“Somewhere in the vaults of the bank of Cox and Co., at Charing Cross, there is a travel-worn and battered tin dispatch-box with my name, John H. Watson, MD, Late Indian Army, painted upon the lid.”
– The Problem of Thor Bridge (THOR)
Watson’s Tin Box, a BSI scion that meets in Columbia, Maryland, shares a few select items from their tin evidence box for The Resident Patient, with us here at The Fourth Garrideb. These evidence boxes were originally created by the late Paul Churchill, BSI, one of the founders of Watson’s Tin Box and contains both genuine artifacts and genuine faux reproductions that he (and others) created. These items create a great deal of discussion at their monthly meetings and we hope it will do the same here. Enjoy!
Thanks to the 42nd Garrideb, Denny Dobry, for the scans in this post. Thanks also to Debbie Clark, the 58th Garrideb, the current keeper of the evidence boxes.
Watson’s Tin Box, a BSI scion in Columbia, MD, is one of the most active Sherlockian groups in the Middle Atlantic region, Generally meeting on the last Monday of each month, the meetings feature canonical toasts, good conversations and dining, as well as a discussion of the month’s featured story and an educational presentation. For more information about Watson’s Tin Box, please visit their website HERE.
“‘Data! Data! Data!‘ he cried impatiently. ‘I can’t make bricks without clay.’” – The Adventures of The Copper Beeches (COPP) This column is composed of material (Data!) developed for a short course called Appreciating Sherlock Holmes that I teach twice a year in the Community Education Life Enrichment Program for a local community college. It is composed… Continue Reading
Seventeen thoughts for further ponderance of the case at hand – The Resident Patient (RESI) WATSON BECOMES A BIT JADED “For in those cases in which Holmes has performed some tour de force of analytical reasoning, and has demonstrated the value of his peculiar methods of investigation, the facts themselves have often been so slight… Continue Reading
Many people collect checks connected with specific bank ‘family trees’, others from banks connected with a certain town or city. Many collectors also collect cheques signed by famous people, but perhaps more challenging is collecting cheques associated with fictional characters.

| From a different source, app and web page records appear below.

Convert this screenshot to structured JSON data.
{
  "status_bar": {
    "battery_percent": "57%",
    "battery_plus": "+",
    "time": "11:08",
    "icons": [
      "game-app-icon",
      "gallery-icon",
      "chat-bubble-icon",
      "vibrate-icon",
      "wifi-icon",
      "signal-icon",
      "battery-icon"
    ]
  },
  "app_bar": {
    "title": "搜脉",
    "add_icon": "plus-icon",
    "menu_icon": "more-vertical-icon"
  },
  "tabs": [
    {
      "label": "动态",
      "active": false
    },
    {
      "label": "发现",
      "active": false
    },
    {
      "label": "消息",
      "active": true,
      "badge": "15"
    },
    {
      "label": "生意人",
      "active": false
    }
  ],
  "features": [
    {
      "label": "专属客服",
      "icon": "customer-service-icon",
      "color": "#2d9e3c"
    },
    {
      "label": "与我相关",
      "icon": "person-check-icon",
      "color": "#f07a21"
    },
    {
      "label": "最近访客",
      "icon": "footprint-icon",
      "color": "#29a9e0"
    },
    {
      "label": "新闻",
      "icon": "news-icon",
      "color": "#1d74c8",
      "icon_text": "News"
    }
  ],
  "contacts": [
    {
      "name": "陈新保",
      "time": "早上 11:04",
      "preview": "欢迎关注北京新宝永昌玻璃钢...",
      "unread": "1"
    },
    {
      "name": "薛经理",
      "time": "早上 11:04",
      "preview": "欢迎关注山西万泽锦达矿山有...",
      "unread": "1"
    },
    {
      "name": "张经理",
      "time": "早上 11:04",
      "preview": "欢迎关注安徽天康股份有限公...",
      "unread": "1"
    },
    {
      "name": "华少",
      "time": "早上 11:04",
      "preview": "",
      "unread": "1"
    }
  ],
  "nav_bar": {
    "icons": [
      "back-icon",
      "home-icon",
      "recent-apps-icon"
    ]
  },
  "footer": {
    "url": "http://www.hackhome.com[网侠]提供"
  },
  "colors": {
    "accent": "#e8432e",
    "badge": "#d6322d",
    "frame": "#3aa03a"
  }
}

One of the best known fictional characters in the world, and one of my favorites,… Continue Reading
If anyone has experienced the thrill of a summer in Houston, Texas, you know indoor reading is one of few options left for survival. During the summer of my 14th year, as other young men were discovering their first love — fishing, or a summer job, I discovered the stories of the Canon. As I… Continue Reading
“There’s money in this case …” – A Scandal In Bohemia (SCAN) In The Adventure of the Beryl Coronet, son Arthur asks father, Alexander Holder, for 100 pounds. The father “… was very angry, for this was the third demand during the month. ‘You shall not have a farthing from me’, (he) cried, on which… Continue Reading
Editor’s Note: This article by noted Holmesian, Jay Finley Christ, is reprinted from The Numismatist, Vol. 64, No. 10 (October 1951), pp. 1103-05. I would claim that this was the first paper published with Sherlock Holmes – numismatic connections. Glittering Gold Guineas by Jay Finley Christ There is at least a spark of numismatic interest in two… Continue Reading